Should the tenure of your property be leasehold, the lease may have a requirement for notices to be served and that you have a license to do so from the freeholder. If such terms are not adhered to you may be in breach of your covenants under the lease. This could trigger the freeholder taking enforcement action against you.
If the transfer of equity is made pursuant to an Order of the Court, then Insolvency Indemnity Insurance is not required. In other situations, where a property is being transferred at less than market value between joint owners, an Insolvency Act Indemnity Insurance policy may be required. This is something that that your conveyancing solicitor will check with Kensington Mortgage This is because, if the outgoing party is made bankrupt in the future, their Trustee in Bankruptcy could argue that they had transferred the property in order to avoid their creditors and apply to the Court to have the transaction set aside. If this happens, it could affect your lender or a future buyer from you as they would lose the property and the lender may not get back
what they have loaned to you. The Insolvency Act Indemnity Insurance policy only protects
lenders such as Kensington Mortgage or future buyers from you. If there is no mortgage and the outgoing owner is made bankrupt, there is a risk to you that you could lose your home if the transfer is set aside. The cost of the Insolvency Act Indemnity Insurance policy is dependent on the market value of the property at the time of completion of the transfer of equity conveyancing.
If you do not keep up the payments on your mortgage with Kensington Mortgage your property may be repossessed.
Preparing the Transfer of Equity with a Kensington Mortgage Mortgage
When it comes to preparing the the Land Registry documents your conveyancer should in the ‘consideration’ panel choose the first option, if consideration is given; otherwise ignore the consideration panel altogether.
If Kensington Mortgage is joining in the transfer to release someone from liability, put the release in the ‘additional provisions’ panel if someone is entering into a covenant relating to the charge, place it in the ‘additional provisions’ panel stamp duty land tax is not payable when there is no chargeable consideration for the transfer (Schedule 3, paragraph 1 of the Finance Act 2003). In the case of a transfer subject to a charge (even if the transfer is by way of gift) or if a property has been transferred for no value and there is an associated discharge, HMRC would view this as an assumption of an existing debt by the purchaser (Schedule 4, paragraph 8 of the Finance Act 2003) and stamp duty land tax may be payable
if you wish you may state in the ‘additional provisions’ panel that ‘This transfer is made subject to a charge dated… in favour of…’
On form AP1, your conveyancing solicitor should describe the transfer as ‘transfer of equity’ to assist Land Registry staff.
Information provided on this webpage is for general information and only applies to England and Wales.

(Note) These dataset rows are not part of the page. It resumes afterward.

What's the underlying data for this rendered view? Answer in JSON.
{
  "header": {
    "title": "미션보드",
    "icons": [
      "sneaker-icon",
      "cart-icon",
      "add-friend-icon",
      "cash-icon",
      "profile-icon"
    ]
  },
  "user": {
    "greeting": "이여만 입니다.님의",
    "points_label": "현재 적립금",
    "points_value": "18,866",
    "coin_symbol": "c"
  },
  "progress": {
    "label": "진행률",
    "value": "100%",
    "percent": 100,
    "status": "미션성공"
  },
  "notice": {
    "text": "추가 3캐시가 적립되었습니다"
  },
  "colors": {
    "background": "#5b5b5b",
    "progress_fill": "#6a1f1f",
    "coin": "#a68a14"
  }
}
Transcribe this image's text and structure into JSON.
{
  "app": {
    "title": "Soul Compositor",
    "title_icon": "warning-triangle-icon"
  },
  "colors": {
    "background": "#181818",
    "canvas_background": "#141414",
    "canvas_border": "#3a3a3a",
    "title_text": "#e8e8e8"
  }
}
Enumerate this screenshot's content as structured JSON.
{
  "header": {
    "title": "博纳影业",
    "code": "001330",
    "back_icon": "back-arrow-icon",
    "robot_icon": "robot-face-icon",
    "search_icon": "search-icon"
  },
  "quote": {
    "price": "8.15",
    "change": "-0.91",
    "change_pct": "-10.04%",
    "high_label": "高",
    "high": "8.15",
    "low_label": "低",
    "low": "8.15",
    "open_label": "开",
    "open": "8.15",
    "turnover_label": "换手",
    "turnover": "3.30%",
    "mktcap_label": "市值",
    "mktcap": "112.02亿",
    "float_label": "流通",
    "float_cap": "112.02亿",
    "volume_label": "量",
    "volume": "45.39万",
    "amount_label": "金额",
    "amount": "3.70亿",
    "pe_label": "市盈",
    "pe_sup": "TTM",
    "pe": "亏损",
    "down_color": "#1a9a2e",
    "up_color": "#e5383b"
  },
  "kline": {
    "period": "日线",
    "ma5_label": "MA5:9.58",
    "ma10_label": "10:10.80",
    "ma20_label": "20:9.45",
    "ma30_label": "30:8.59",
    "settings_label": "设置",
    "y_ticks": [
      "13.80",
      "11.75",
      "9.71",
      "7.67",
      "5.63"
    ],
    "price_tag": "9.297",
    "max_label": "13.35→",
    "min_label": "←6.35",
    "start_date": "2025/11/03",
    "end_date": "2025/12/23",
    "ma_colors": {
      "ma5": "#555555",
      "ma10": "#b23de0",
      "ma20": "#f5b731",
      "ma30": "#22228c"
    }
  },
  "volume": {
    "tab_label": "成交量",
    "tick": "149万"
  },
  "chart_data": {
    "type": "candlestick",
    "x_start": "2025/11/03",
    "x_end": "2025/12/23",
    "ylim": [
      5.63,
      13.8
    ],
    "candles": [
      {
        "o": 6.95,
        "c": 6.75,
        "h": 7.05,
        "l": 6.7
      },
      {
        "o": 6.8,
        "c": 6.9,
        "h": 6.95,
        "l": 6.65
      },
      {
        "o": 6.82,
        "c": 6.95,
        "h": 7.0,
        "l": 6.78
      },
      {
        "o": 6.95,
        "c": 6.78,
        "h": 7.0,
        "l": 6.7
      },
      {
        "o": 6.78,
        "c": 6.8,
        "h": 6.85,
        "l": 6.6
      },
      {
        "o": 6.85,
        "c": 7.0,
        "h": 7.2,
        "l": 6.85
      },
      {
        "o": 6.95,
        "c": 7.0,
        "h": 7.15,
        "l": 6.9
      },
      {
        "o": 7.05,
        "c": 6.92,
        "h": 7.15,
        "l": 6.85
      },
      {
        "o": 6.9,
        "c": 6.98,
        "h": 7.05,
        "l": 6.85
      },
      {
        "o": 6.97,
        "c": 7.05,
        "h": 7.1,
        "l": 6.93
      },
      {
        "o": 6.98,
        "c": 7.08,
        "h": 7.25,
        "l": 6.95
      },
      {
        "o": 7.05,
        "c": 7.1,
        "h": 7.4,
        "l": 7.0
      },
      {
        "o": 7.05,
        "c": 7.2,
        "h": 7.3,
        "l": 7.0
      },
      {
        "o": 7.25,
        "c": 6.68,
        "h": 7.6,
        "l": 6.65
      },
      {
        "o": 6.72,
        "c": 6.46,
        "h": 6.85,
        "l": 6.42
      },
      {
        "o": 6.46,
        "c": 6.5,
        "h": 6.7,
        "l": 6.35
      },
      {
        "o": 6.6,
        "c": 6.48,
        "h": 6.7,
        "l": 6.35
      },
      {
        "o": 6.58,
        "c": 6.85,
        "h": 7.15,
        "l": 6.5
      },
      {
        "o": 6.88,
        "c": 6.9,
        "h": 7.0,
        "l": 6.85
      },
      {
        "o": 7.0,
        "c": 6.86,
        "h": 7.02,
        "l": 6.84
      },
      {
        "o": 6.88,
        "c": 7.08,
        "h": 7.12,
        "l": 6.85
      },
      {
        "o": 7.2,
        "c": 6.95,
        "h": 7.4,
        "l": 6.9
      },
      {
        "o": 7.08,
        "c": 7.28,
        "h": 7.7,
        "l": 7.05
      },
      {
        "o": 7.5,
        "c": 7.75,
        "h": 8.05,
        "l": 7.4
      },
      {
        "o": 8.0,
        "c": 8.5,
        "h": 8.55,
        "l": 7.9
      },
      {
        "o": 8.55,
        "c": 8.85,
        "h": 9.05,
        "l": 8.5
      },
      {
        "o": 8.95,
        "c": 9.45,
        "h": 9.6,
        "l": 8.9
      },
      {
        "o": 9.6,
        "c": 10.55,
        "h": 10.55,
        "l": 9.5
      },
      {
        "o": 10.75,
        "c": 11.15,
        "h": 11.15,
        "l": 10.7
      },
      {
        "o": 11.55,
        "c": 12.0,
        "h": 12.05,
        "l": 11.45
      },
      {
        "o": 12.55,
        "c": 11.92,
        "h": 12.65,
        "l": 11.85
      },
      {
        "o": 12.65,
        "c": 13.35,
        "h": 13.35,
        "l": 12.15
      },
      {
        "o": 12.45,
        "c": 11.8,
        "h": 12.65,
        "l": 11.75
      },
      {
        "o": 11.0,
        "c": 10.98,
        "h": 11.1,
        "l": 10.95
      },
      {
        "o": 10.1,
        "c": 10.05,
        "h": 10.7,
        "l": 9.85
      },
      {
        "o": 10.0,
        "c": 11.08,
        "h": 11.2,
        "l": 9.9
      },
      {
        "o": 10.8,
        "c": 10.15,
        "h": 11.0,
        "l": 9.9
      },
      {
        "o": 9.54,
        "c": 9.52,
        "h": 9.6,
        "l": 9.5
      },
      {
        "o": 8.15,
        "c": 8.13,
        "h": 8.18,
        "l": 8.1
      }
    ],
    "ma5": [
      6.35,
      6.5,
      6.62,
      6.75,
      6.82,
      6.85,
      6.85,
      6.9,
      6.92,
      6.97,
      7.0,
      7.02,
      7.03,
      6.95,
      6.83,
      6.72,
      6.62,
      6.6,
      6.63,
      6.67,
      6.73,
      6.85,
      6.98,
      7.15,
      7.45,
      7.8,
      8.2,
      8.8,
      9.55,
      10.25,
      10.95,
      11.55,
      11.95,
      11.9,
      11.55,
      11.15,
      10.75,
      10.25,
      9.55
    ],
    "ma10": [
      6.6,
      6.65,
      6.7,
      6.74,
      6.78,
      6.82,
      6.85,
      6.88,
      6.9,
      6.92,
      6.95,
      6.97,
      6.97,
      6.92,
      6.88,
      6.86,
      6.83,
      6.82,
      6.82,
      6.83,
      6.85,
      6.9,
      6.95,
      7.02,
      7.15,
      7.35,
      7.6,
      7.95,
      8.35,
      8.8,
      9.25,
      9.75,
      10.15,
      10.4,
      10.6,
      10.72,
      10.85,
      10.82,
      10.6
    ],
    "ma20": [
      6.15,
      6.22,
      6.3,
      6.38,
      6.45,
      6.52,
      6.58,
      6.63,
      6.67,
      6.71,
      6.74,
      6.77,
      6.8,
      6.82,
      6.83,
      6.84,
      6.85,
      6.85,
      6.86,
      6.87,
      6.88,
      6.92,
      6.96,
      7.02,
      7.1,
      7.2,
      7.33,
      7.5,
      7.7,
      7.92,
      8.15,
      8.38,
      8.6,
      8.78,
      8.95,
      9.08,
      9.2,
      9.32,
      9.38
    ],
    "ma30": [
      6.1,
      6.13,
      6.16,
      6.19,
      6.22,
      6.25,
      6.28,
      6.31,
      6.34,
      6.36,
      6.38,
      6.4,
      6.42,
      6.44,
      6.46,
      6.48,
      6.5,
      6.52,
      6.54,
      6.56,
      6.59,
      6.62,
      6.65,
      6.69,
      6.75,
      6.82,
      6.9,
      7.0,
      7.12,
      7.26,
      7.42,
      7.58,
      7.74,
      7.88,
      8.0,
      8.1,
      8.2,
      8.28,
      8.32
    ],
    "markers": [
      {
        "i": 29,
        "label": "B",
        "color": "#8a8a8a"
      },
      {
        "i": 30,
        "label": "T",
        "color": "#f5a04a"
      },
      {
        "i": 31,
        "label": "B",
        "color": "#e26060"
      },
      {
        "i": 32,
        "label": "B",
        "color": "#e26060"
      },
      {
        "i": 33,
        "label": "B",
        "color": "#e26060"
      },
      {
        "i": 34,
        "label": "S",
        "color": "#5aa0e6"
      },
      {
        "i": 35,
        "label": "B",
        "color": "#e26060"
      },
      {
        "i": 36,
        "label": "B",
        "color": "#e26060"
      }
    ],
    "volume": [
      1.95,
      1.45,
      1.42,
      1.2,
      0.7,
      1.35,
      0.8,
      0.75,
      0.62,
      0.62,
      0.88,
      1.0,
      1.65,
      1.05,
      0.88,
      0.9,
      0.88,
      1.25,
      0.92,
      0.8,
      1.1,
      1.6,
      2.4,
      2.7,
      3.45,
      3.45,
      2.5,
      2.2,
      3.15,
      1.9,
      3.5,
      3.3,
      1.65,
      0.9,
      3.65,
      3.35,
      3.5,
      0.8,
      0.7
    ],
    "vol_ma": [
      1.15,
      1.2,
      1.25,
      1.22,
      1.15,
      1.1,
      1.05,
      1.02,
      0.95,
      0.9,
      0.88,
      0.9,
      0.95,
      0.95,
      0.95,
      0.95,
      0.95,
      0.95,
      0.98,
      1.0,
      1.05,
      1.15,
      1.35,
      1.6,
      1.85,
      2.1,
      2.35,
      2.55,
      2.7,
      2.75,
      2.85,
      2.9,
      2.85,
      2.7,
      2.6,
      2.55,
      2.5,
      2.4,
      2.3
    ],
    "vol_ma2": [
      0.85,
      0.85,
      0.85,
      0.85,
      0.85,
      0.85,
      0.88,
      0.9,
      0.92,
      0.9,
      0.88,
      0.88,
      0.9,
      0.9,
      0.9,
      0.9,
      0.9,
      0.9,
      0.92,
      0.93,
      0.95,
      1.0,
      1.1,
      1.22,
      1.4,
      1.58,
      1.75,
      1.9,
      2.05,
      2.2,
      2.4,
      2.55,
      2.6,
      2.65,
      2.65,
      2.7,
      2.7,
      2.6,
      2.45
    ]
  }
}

It does not constitute advice for members of the public who should contact their lawyer,mortgage broker, insurer and accountant for specific advice relating to transfer of equity. Whilst we endeavour to keep the information up to date and correct we do not make any representation or warranties of any kind about its completeness, accuracy, reliability or suitability. Any reliance you place on the information is strictly at your own risk. Lexsure will not be liable for any direct or indirect loss or damage arising out of or in connection with the use of this information.